In more recent times, this obsession has been called the Fifty Shades of Grey phenomenon. Women seem to be drawn into the mind of a damaged man. Perhaps the reasoning for this lies in their nurturing streak, although this seems unlikely. Perhaps the real reason is much darker, and encompasses the twisted allure that can be attributed to characters like Rochester, Heathcliff and Christian Gray.
I believe that this is where Jane’s love for Rochester lies. She has some kind of a dark impulse to discover what it is about this man that seems so damaged. In many ways, Jane has no choice but to fall in love with him. Yet this does not take away from the disappointment we can feel as readers when she does so.
Jane’s coming-of-age arc is advanced when she leaves Rochester upon the discovery that he is married. In this moment, she learns the devastating lesson that sometimes, love is not enough.

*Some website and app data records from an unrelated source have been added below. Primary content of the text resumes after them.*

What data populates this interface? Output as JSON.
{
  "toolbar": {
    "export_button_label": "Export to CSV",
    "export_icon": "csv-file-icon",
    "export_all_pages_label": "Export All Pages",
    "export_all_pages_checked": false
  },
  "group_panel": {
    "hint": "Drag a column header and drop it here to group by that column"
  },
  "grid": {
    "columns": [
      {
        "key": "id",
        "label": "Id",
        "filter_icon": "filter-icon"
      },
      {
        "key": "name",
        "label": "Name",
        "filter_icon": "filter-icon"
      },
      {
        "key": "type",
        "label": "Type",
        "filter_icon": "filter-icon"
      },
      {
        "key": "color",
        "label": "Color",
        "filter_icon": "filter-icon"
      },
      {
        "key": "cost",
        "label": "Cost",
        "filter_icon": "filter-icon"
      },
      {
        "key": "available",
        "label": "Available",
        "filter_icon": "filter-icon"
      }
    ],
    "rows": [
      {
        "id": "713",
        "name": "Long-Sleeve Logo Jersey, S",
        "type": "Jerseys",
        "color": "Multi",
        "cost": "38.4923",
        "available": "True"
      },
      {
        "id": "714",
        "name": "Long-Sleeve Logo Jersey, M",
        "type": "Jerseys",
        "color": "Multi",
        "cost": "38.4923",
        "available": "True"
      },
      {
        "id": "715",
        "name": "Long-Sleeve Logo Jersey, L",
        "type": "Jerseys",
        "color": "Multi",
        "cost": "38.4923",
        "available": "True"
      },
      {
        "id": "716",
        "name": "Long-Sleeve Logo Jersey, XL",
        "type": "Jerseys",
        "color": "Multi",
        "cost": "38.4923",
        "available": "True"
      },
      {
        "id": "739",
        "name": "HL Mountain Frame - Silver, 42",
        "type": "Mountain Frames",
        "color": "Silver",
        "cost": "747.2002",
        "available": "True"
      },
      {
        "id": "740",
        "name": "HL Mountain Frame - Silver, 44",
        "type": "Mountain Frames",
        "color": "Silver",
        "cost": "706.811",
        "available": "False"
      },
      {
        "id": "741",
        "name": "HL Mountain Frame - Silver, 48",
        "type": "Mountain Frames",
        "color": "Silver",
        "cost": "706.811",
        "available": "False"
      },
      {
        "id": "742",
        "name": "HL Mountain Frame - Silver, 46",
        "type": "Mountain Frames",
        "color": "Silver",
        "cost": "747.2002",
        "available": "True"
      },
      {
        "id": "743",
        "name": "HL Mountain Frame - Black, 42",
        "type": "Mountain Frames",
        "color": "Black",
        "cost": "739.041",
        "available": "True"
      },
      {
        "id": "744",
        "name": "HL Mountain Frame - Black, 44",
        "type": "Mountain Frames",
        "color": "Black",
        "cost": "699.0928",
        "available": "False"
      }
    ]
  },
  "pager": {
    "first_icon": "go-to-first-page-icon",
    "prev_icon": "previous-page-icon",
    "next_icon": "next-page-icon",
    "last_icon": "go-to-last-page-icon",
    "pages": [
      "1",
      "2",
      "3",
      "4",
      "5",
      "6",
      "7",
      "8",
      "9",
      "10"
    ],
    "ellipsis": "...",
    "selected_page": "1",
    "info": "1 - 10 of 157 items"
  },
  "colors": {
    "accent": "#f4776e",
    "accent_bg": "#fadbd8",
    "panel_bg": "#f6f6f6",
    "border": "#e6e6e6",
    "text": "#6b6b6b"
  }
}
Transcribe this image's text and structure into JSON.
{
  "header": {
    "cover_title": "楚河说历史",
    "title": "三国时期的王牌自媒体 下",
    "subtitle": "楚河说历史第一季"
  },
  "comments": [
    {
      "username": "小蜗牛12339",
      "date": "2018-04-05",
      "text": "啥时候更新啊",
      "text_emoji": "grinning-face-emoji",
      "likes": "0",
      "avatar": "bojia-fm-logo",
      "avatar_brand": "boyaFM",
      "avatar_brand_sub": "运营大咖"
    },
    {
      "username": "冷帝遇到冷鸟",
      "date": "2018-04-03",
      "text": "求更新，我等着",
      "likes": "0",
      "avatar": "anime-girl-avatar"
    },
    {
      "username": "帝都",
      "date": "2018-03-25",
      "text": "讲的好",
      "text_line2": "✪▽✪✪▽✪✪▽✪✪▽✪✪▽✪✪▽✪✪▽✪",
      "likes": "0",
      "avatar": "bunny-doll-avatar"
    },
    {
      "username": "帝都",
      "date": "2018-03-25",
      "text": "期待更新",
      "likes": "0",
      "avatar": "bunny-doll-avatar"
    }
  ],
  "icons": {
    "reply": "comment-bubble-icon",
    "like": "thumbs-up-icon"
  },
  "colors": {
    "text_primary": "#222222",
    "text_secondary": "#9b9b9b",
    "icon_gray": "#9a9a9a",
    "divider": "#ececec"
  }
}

Yet Bronte reduces Jane back to her childhood, as she encounters poverty and the supernatural in her time without Rochester. This alerts the reader to the fact that Jane has yet to complete her coming-of-age arc. Something must happen to conclude the snippet of her life journey that we have been presented with. Unfortunately, this takes the shape of her return to Rochester, and what will most likely be a life of dissatisfaction.
Jane has often been dubbed an early feminist – a torch to be held aloft in an era of misogyny and male-dominance. And while her strength and desire for respect certainly show traits of an early feminist, her acceptance of Rochester sends out a very clear, and very sad message to all readers of this novel; Jane could not overcome her circumstances. She could not thrive independently, because a nineteenth century woman of her social stature could not be in a position to do so.
Rather than being the sweeping romance embedded in the heads of most readers, Jane Eyre tells the story of a woman who is defeated and abused, and ultimately accepts her position as a sub-standard human being.